So, has Shelby jumped the shark? Customers will ultimately make that determination. But being 100 hp down on—almost $17,000 pricier than—the archetypical Mustang GT V-8 (saying nothing of Ford’s own $50,000 GT350, approved by The Drive’s own A.J. Baime at Laguna Seca) this Shelby leaves us cold. And who wants a Shelby without the Carroll’s trademarked combination of speed and personality? Now that’s irrational.

The photo with a $35,000 secret

Sean McFarland

This article was originally published on BBC Autos.


A photo with a backstory. (Courtesy RM Auctions)

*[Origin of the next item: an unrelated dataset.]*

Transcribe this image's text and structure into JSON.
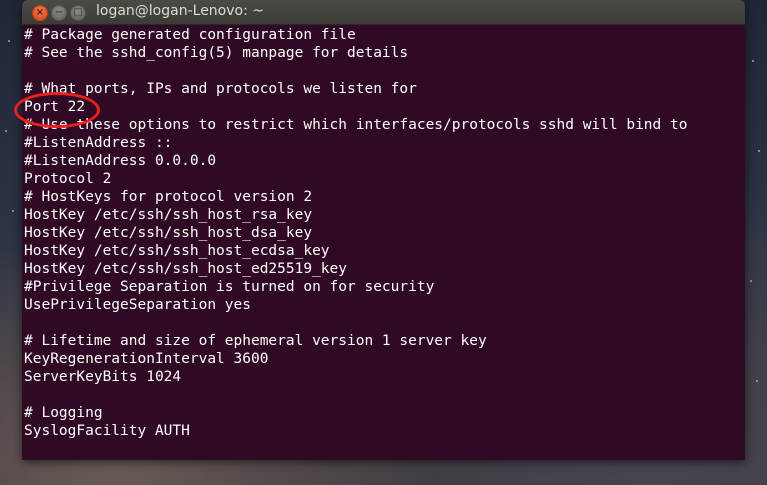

Every significant collection needs a crown jewel, that marquee item that slackens jaws and raises eyebrows. And at the coming Pebble Beach Concours d’Élégance, held amid championship golf greens in northern California, there will be no shortage of multimillion-dollar Ferraris crowding the auction block. But there are significantly less expensive ways to secure a one-of-a-kind piece of Ferrari mystique, worthy of sitting atop any collection – and it may even come with a valuable secret.

The photograph above, taken in 1964 at the 12 Hours of Reims endurance race in France, depicts the Parkes/Scarfiotti Ferrari 250 GTO passing the pits while in the foreground, Jacques Swaters, Belgian manager of the Ophem/”Beurlys” outfit, signals the team’s Ferrari 250 LM. The moment, captured in a seemingly nonchalant blink of a camera’s shutter, provides a brief but comprehensive glimpse at what made this era of motorsport so special – to competitors and collectors alike.

But look closer.

A discreet stash of signatures on the print, barely legible at a glance, brings this image into the upper stratosphere of automotive collectibles.

(Courtesy RM Auctions)

The photo is signed by many of the famous individuals within the frame – a murderer’s row of Formula 1 world champions and Le Mans winners. Signatures from, among others, Phil Hill, Derek Bell, Luigi Chinetti and Maurice Trintignant all adorn the image. Couple this with an exemplary shot of two famous Ferraris – one of which, the 250 GTO, being considered the most coveted car in the collecting hobby – and you’ve got a centrepiece that is certain to draw double-takes.

(Courtesy RM Auctions)

Although the print’s signatures are subtle, its size is hardly so – it measures over 11 feet long and 7 feet high. Were it not for the barely-there autographs, the image likely would not have sold in 2008 for 23,000 euros (roughly $35,772 at time of sale).

Though few would call the image affordable, it is quite a bargain compared to the Pebble Beach-bound relations of the aforementioned 250 GTO and LM: a 250 GT California expected to bring $12m to $15m, and a 275 GTB/C Speciale that could very well top $40m, making it the most expensive car ever sold at public auction.

All of which serves to make an archival automotive photograph even more attractive. Bonus: you wouldn’t have to worry about crashing it.